Urban Dictionary defines a fandom as “a kingdom of fans.” Fandom usually describes a group of people who are so obsessed with a TV show/Movie/book/etc. that they create various works of art to show their love. Most fandoms just write fan fiction and photoshop flower crowns on to characters, but one fandom seems to take this a bit further. Fans of Doctor Who, or Whovians, are some of the most devoted fans in the fandom universe.
Most YouTube videos made by a certain fandom have the same formula. Take a somewhat popular song and edit some clips from the show together. With Doctor Who, you can search pretty much any song and find a Doctor Who tribute video. This video takes Imagine Dragon’s “Radioactive” and focuses on Amy Pond. This video contains clips from series 5, 6 and 7.
Nine nominations is not a fluke, it’s something to brag about. The Academy of Television Arts and Sciences honored House of Cards with nine nominations including Outstanding Lead Actor in a Drama Series (Kevin Spacey) and Outstanding Drama Series.
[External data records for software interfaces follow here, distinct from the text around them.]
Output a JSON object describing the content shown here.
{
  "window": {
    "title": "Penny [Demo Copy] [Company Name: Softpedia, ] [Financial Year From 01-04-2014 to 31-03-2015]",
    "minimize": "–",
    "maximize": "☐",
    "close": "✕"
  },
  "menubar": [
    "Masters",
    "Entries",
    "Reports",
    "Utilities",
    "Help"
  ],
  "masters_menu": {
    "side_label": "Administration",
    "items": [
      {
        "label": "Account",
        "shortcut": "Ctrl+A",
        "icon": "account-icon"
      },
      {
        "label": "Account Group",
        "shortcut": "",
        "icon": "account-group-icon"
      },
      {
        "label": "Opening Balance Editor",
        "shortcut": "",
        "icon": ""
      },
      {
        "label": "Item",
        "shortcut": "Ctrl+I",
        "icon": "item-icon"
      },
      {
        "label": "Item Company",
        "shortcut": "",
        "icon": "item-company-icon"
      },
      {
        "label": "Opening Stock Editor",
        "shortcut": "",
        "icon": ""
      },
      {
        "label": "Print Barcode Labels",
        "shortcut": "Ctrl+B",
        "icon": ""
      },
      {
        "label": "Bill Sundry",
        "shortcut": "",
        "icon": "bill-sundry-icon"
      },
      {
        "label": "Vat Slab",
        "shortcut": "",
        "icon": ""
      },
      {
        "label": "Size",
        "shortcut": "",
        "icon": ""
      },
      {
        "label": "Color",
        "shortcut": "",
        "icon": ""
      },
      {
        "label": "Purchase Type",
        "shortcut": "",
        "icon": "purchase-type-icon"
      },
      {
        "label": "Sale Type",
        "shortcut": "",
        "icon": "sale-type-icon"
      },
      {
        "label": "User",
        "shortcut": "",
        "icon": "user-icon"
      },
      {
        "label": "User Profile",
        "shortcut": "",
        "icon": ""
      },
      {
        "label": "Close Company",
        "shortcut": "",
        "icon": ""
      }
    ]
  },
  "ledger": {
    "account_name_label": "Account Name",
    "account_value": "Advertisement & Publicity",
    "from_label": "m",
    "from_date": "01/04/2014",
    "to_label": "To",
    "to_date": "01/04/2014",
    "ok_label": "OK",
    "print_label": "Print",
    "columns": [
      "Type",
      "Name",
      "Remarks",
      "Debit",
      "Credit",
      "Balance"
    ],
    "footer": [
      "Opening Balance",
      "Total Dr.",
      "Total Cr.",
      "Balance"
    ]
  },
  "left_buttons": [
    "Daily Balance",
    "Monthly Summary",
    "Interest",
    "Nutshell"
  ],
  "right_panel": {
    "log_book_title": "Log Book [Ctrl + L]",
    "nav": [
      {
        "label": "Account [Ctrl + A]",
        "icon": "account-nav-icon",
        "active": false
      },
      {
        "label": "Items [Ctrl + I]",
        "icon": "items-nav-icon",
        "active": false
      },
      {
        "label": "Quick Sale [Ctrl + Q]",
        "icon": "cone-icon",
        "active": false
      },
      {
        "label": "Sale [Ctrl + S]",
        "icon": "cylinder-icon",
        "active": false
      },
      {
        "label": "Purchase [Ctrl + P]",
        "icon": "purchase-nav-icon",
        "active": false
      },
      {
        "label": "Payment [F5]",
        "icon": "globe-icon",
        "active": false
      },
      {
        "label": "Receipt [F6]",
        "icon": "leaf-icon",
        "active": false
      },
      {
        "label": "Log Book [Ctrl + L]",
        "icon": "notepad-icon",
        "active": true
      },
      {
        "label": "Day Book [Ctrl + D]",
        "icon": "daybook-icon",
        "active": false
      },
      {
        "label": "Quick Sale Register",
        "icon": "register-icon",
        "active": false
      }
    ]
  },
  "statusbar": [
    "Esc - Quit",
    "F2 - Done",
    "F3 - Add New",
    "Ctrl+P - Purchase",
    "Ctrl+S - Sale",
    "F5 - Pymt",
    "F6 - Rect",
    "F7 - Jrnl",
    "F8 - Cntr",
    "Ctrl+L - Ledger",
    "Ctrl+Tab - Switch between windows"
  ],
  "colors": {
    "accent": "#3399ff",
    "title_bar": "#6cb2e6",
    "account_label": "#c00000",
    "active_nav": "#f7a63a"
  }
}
Not too bad for a series that a majority of television viewers have never heard of.
How could this be? How could a show with such amazing talent, near perfect writing, and incredible pacing be overlooked? Surely this show is on a major network during a competing time slot; going against programs like Breaking Bad. The truth is, this show has no competition and doesn’t need a time slot. All one needs is a Netflix account and a device to stream it through. This allows them to have access to every episode of the first season of House of Cards and another fantastic show called Orange is the New Black.
The dangerous part of having access to full seasons of a program is a new addiction that comes with owning an account to Netflix or Hulu, most commonly known as “binge-watching”. Binge-watching occurs when you have total access to a program and you sit around all day and night until suddenly you realize hours have passed and you’ve watched 13 episodes of a show. Here in lies a problem that major networks like Fox and NBC are facing. There is no doubt the instant streaming has infiltrated every house hold and has changed they way people catch up on programming. There is no doubt that networks are using DVR and on-demand to their advantage, but what programs are left to record?